  • Israel and Lebanon both claim ownership of an 860-square-kilometer area of the Mediterranean Sea.
  • Lebanon insists that the area lies within its economic zone and refuses to give up a single part of it

BEIRUT: Lebanon has hinted that progress is being made in efforts to resolve its maritime border dispute with Israel following the return of a US mediator from talks with Israeli officials.

US Deputy Assistant Secretary of State for Near Eastern Affairs David Satterfield returned to Lebanon following talks in Israel where he outlined Lebanese demands regarding the disputed area and the mechanism to reach a settlement.

The US mediator has signaled a new push to resolve the dispute after meetings with both Lebanese and Israeli officials.

Israel and Lebanon both claim ownership of an 860-square-kilometer area of the Mediterranean Sea. Lebanon hopes to begin offshore oil and gas production in the offshore Block 9 as it grapples with an economic crisis.

A source close to Parliament Speaker Nabih Berri, who met with Satterfield on Monday after his return to Lebanon, told Arab News that “there is progress in the efforts, but the discussion is not yet over.” He did not provide further details.

Sources close to the Lebanese presidency confirmed that Lebanon is counting on the US to help solve the demarcation dispute and would like to accelerate the process to allow exploration for oil and gas to begin in the disputed area.

Companies that will handle the exploration require stability in the area before they start working, the sources said.

Previous efforts by Satterfield to end the dispute failed in 2012 and again last year after Lebanon rejected a proposal by US diplomat Frederick Hoff that offered 65 percent of the disputed area to Lebanon and 35 percent to Israel. Lebanon insisted that the area lies within its economic zone and refused to give up a single part of it.

Satterfield has acknowledged Lebanon’s ownership of around 500 sq km of the disputed 850 sq km area.

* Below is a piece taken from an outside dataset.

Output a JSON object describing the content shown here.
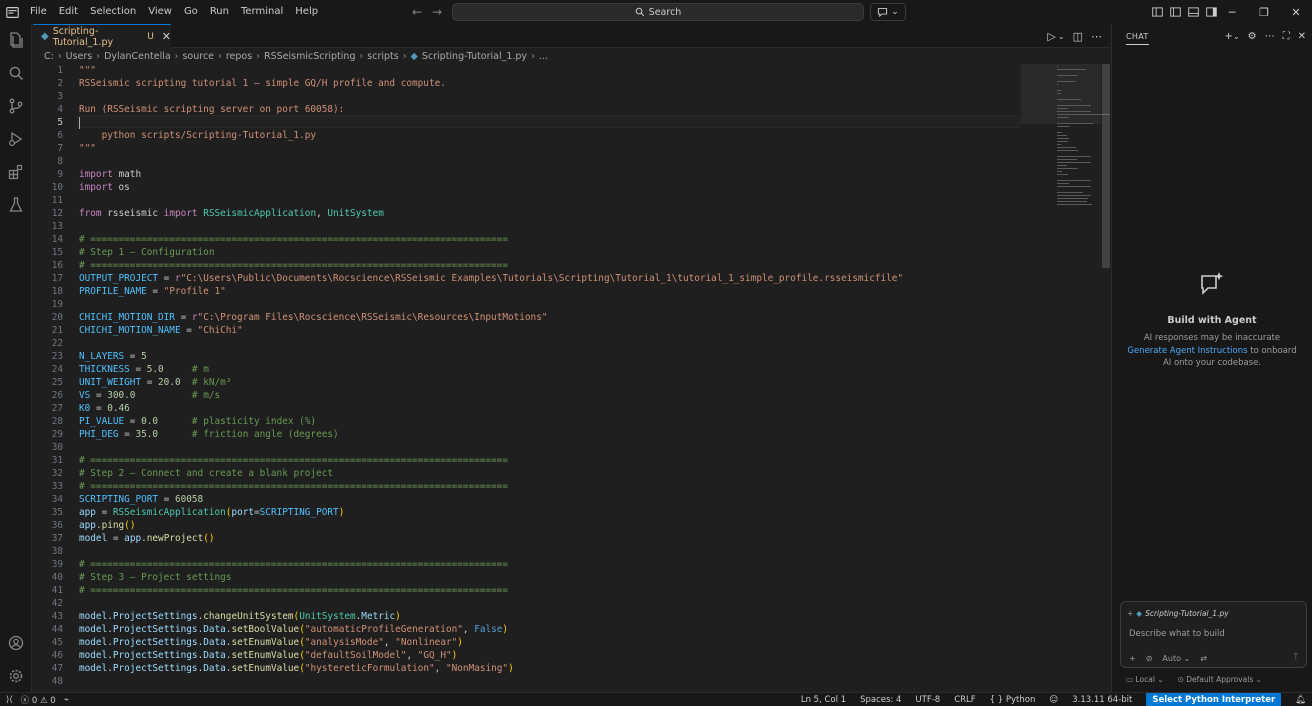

Lebanon renewed its commitment to a mechanism for setting the negotiations in motion, including the formation of a tripartite committee with representatives of Lebanon, Israel and the UN, in addition to the participation of the US mediator. Beirut also repeated its refusal to negotiate directly with Israel.

Two months ago, Lebanon launched a marine environmental survey in blocks 4 and 9 in Lebanese waters to allow a consortium of French, Italian and Russian companies to begin oil and gas exploration in the area.


Nine suspected militants killed in Egypt: ministry

Updated 18 September 2019

Nine suspected militants killed in Egypt: ministry

  • Police raids in Cairo targeted hideouts of “terrorist elements”
  • Those killed included “a commander of the Liwa Al-Thawra” extremist group

CAIRO: Nine suspected extremists including a commander have been killed in shootouts with police in suburbs of the Egyptian capital, the interior ministry said Wednesday.
Police raids to the east and south of Cairo targeted hideouts of “terrorist elements,” it said in a statement.
Those killed included “a commander of the Liwa Al-Thawra” extremist group, it added.
The Liwa Al-Thawra movement appeared in 2016 and has since claimed deadly attacks against the police and the Egyptian army.
Almost nine years after the 2011 uprising that toppled president Hosni Mubarak, security remains a chief concern in Egypt.
Hundreds of security personnel have died in an escalation of attacks since the military overthrow of Islamist president Muhammad Mursi in 2013.
That ouster was led by then army chief Abdel Fattah El-Sisi, who became president after 2014 polls and secured re-election last year with an official 97 percent of the vote.
In February 2018, the army launched a nationwide offensive against extremists, focused mainly on North Sinai, where the Daesh extremist group has a significant presence.
The authorities say some 650 suspected extremists and around 50 soldiers have been killed since.